3.A.28. The AAA-ATPase, Bcs1 (Bcs1) Family
The mitochondrial AAA-ATPase, Bcs1, mediates topogenesis of the Rieske protein, Rip1, a component of respiratory chains in bacteria, mitochondria, and chloroplasts (Wagener et al. 2011). The oligomeric AAA-ATPase, Bcs1, is involved in export of the folded Fe-S domain of Rip1 across the inner membrane and insertion of its transmembrane segment into an assembly intermediate of the cytochrome bc1 complex. Structural elements in Rip1 are required for recognition and export by as well as ATP-dependent lateral release from the AAA-ATPase.

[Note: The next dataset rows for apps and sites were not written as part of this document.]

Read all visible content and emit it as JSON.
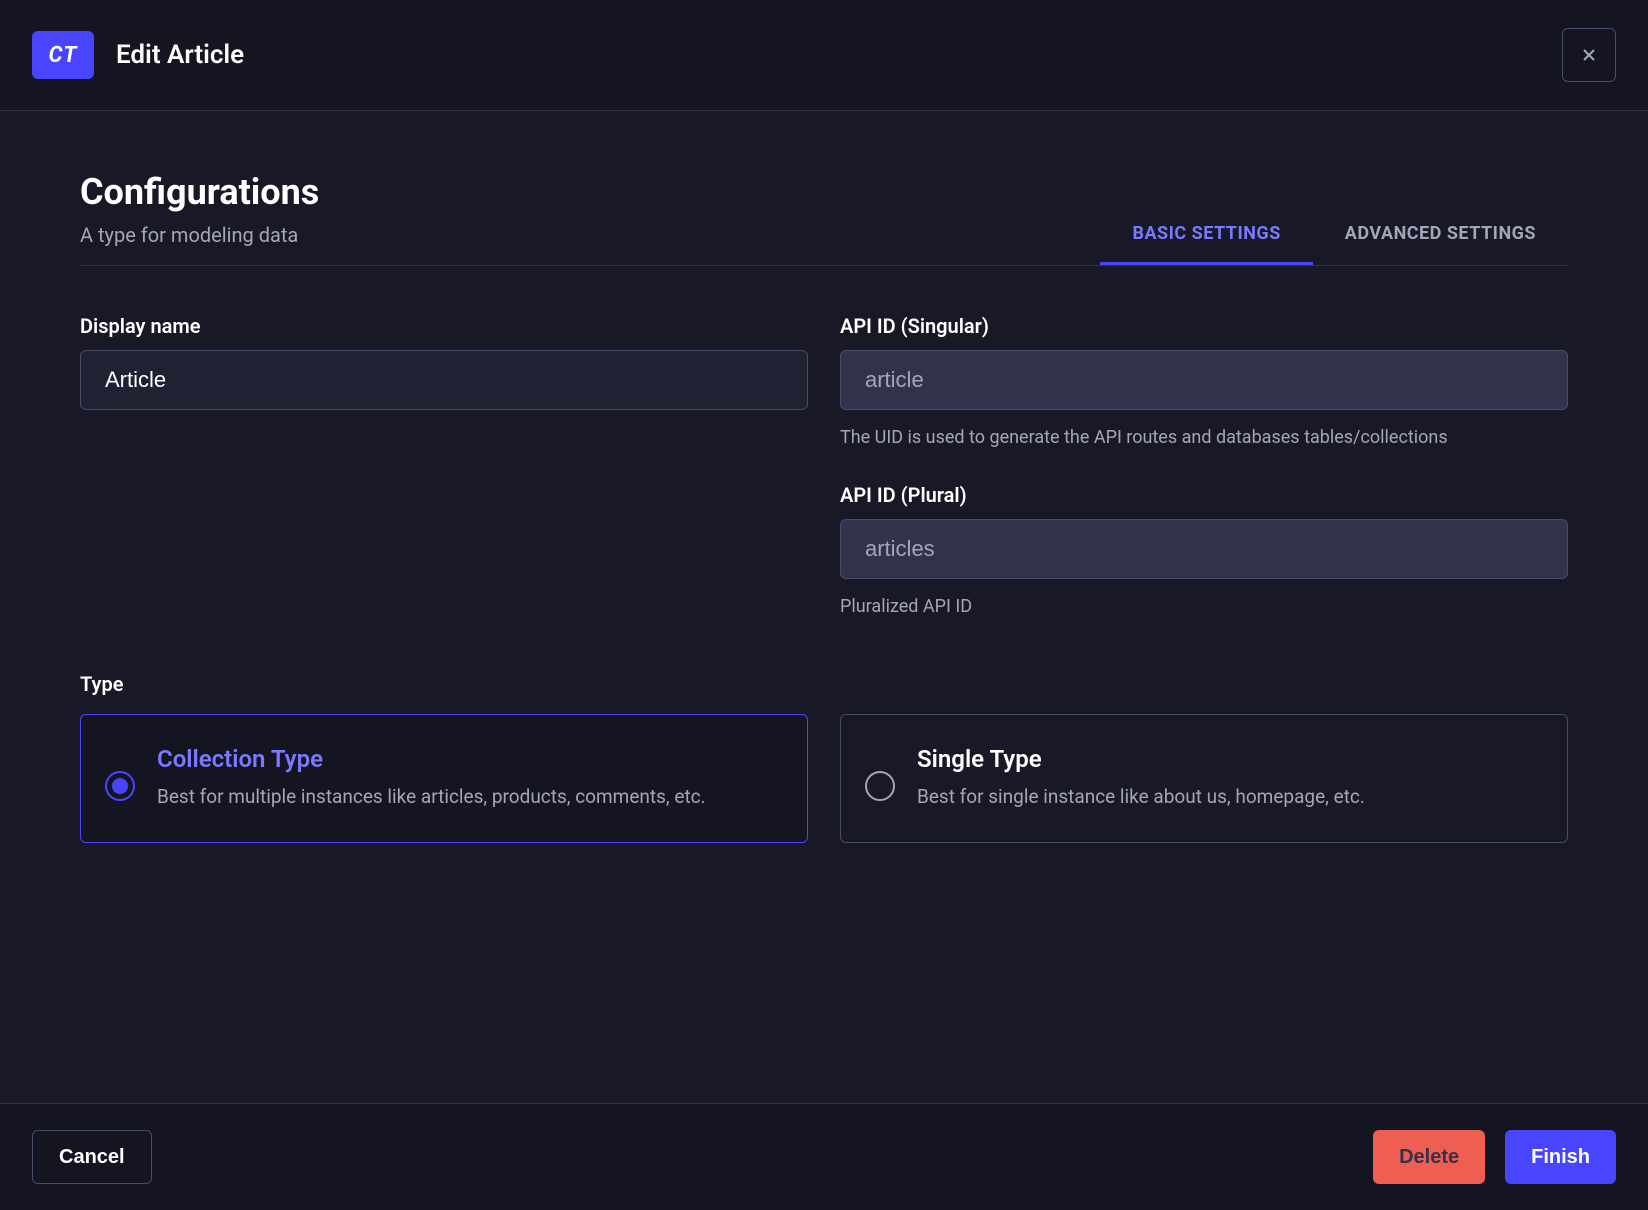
{
  "header": {
    "badge": "CT",
    "title": "Edit Article"
  },
  "section": {
    "title": "Configurations",
    "subtitle": "A type for modeling data"
  },
  "tabs": {
    "basic": "BASIC SETTINGS",
    "advanced": "ADVANCED SETTINGS"
  },
  "fields": {
    "displayName": {
      "label": "Display name",
      "value": "Article"
    },
    "apiIdSingular": {
      "label": "API ID (Singular)",
      "value": "article",
      "hint": "The UID is used to generate the API routes and databases tables/collections"
    },
    "apiIdPlural": {
      "label": "API ID (Plural)",
      "value": "articles",
      "hint": "Pluralized API ID"
    }
  },
  "type": {
    "label": "Type",
    "options": {
      "collection": {
        "title": "Collection Type",
        "desc": "Best for multiple instances like articles, products, comments, etc."
      },
      "single": {
        "title": "Single Type",
        "desc": "Best for single instance like about us, homepage, etc."
      }
    }
  },
  "footer": {
    "cancel": "Cancel",
    "delete": "Delete",
    "finish": "Finish"
  }
}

In bacteria and chloroplasts, Rip1 uses the Tat machinery for topogenesis; however, mitochondria have lost this machinery during evolution, and a member of the AAA-ATPase family has taken over its function (Wagener et al., 2011). Mutations in Bcs1 lead to different properties of the protein and different disease-related symptoms (Wagener and Neupert 2012). A conserved α-helix in Bcs1 is required for Respiratory Complex III maturation (Sawamura et al. 2014). Human BCS1 has been implicated in human mitochondrial disorders (e.g. Björnstad and Gracile syndromes) (Ostojić et al. 2014). The outer membrane AAA-ATPase of Arabidopsis thaliana, AtOM66, affects cell death and pathogen resistance (Zhang et al. 2014).
Kater et al. 2020 presented the structure of Saccharomyces cerevisiae Bcs1, an AAA-ATPase of the inner mitochondrial membrane. Bcs1 facilitates the translocation of the Rieske protein, Rip1, which requires folding and incorporation of a 2Fe-2S cluster before translocation and subsequent integration into the bc1 complex (TC# 3.D.3). Bcs1 assembles into an exclusively heptameric homo-oligomer, with each protomer consisting of an amphipathic transmembrane helix, a middle domain and an ATPase domain. Together they form two aqueous vestibules, the first being accessible from the mitochondrial matrix and the second positioned in the inner membrane, with both separated by the seal-forming middle domain. On the basis of this unique architecture, Kater et al. 2020 proposed an airlock-like translocation mechanism for folded Rip1.